Jordan: What an interesting – and loaded – question. I think the White Sox do a lot of very good things. I think the fan experience at the ballpark is great, and though it makes me a #HahnBot, I have generally favorable opinions of the GM, Rick Hahn. While the team felt stuck in the past analytically for quite some time, recent moves have made it clear the White Sox are working to catch up to the industry – this is both a positive and a negative (why the heck did it take so long?). Though the rebuilding years were tough, the White Sox have delivered a competitive team in the timeframe promised – though I will also get into this further shortly. It’s a legitimately fun team too – it’s an exciting time to be a White Sox fan.
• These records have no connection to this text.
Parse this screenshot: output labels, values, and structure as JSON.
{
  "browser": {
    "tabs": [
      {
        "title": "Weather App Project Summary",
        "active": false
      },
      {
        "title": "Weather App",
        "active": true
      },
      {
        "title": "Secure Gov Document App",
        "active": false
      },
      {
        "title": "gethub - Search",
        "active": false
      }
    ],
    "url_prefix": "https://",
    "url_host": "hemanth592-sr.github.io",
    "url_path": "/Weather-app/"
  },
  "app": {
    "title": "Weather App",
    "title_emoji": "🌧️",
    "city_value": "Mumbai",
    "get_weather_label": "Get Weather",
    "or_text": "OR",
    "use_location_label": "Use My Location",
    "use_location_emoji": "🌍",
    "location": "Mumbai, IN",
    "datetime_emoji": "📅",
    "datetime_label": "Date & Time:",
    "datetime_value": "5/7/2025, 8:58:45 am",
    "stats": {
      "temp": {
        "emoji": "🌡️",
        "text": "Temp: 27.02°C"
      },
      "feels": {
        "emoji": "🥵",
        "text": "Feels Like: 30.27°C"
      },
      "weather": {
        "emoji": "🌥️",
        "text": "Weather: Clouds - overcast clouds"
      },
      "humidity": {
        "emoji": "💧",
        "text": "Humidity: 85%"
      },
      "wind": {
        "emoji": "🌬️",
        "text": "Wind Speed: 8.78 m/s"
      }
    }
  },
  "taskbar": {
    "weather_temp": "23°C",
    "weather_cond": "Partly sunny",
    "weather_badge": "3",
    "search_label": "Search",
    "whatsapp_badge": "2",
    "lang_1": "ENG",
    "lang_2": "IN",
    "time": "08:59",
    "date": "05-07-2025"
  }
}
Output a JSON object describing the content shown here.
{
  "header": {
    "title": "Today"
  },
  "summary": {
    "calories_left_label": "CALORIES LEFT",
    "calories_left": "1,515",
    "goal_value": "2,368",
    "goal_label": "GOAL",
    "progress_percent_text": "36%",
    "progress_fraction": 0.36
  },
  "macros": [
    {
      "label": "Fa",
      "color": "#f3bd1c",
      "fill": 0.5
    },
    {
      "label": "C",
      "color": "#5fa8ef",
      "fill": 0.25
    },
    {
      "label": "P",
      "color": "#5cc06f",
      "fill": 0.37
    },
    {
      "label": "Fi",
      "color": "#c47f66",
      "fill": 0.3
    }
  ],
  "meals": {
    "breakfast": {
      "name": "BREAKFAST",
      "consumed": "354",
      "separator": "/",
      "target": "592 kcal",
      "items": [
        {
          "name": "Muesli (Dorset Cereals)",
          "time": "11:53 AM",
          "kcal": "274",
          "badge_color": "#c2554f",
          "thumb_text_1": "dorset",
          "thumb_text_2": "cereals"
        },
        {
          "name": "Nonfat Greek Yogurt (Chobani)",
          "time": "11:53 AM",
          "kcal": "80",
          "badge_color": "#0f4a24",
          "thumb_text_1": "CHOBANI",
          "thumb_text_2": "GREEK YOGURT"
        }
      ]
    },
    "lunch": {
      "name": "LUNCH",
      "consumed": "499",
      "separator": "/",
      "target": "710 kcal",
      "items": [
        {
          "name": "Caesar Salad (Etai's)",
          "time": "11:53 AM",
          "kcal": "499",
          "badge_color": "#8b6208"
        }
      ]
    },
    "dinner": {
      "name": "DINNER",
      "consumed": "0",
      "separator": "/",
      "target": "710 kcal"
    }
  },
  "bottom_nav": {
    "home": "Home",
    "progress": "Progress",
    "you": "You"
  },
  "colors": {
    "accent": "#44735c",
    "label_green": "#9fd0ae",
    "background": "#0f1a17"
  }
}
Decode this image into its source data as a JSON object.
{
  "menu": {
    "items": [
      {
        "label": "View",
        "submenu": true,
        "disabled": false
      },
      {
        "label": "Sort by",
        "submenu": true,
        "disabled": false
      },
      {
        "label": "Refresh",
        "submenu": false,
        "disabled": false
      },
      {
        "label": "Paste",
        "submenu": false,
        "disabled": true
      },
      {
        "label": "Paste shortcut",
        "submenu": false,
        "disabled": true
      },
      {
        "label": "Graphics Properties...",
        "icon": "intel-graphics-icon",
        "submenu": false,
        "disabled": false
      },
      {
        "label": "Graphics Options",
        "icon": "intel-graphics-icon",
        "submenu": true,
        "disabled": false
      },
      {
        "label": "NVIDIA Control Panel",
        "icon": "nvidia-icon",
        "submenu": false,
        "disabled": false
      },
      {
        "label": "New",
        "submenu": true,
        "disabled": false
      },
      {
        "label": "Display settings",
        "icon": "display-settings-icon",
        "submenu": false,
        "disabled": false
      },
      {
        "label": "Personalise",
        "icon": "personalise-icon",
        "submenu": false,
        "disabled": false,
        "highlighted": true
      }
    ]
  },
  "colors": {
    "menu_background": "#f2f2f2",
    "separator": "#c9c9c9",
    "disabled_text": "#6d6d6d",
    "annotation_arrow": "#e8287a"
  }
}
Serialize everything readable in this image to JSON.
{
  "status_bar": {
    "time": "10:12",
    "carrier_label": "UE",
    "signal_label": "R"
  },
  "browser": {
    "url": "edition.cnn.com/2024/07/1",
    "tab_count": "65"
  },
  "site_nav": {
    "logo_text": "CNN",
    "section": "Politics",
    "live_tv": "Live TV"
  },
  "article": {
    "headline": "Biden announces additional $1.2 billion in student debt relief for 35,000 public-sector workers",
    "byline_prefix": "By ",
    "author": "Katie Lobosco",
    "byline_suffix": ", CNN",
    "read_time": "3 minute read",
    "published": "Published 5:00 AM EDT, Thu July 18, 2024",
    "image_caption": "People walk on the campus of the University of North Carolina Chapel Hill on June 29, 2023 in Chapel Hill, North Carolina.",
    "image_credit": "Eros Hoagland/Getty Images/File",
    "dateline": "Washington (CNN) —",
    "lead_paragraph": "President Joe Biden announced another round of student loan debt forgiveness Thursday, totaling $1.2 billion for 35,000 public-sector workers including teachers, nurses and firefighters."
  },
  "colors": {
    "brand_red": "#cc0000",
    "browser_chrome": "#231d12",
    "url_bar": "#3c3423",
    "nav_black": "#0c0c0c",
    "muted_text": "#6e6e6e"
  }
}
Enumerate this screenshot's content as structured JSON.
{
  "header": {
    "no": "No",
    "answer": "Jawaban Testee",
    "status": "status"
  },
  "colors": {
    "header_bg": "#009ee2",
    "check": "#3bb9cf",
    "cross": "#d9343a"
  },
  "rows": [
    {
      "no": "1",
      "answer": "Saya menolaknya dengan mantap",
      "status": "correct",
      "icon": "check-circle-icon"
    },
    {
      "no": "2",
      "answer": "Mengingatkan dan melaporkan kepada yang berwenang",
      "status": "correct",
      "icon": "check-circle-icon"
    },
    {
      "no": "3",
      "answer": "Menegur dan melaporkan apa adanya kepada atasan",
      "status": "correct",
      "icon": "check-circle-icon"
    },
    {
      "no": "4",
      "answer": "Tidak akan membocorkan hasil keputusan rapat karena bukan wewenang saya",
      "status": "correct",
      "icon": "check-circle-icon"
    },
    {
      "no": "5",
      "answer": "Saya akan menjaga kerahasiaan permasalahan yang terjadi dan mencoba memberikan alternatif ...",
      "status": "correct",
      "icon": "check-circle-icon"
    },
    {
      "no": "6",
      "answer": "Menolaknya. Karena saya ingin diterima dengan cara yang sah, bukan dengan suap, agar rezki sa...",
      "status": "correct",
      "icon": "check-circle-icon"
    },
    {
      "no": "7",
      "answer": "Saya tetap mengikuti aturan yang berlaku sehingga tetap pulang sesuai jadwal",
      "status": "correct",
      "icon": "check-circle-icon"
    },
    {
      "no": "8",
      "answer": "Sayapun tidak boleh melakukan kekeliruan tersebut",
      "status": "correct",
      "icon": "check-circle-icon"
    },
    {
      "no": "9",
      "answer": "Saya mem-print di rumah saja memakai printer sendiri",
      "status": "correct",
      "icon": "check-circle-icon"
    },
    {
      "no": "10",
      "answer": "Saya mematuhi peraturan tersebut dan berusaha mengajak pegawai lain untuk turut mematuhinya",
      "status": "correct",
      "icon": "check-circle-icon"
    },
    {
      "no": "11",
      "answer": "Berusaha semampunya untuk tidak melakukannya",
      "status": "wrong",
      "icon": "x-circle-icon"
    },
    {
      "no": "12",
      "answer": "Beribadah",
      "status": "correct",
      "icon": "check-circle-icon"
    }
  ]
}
That being said, where this team falters in my mind is in two main places: willingness to make “the move” to put a team over the top, and communication. The White Sox, for being in a big market like Chicago, have never shown a propensity to spend money, while simultaneously claiming that “the money will be spent.” When the White Sox had the opportunity to metaphorically “step on the throat” of the AL this year and assert their dominance in free agency, they walked away with a generally underwhelming, though passable, offseason. It’s fine, but when you say, “the money will be spent,” you’re making pretty big promises. It is this dichotomy between what is said and what is done that drives most White Sox fans – including myself – absolutely nuts. At least the Rays never pretend they’ll spend like the Yankees. Additionally, incidents like Chris Sale cutting up jerseys, the Adam/Drake LaRoche Saga, and the Manny Machado signing aftermath are frustrating moments where communication clearly got in the way of the organization. Much like with the La Russa hiring, it’s difficult to tell where the power lies in the organization, because it seems to shift depending on what the topic at hand is. Because of that power shift, what’s said one day might have to be walked back weeks later.
Overall, I give this organization a passing grade. I wouldn’t be surprised if some other Sox writers on this article gave less favorable opinions – certainly I can understand. The things that drive both most White Sox fans and myself nuts are here to stay, and they’ve been here for years. Perhaps it’s wrong of me to just accept those facts and move on – perhaps this is exactly what the organization wants me to do anyway. I always try to analyze this team knowing the constraints put on it. Because of this, and because of the product on the field this year, I can give this organization a passing grade. I’m choosing the Pass/Fail option intentionally, however, because I’m not sure what letter grade I would give it – and it would probably head lower down the list. Seriously, what a fascinating question.
Samiya: I would give the Chicago White Sox a B because of the Lance Lynn and Liam Hendriks signings. I’m also thinking about the farm system here. Andrew Vaughn is one to watch and the White Sox still have the same All-Star batting order that refuses to give up easily at the plate. I would be more inclined to give them an A- but the La Russa hiring did not seem like the best move to me. I’ve also would have appreciated one more pitcher for a great price like Taijuan Walker or a hitter with speed and power like Kike Hernandez.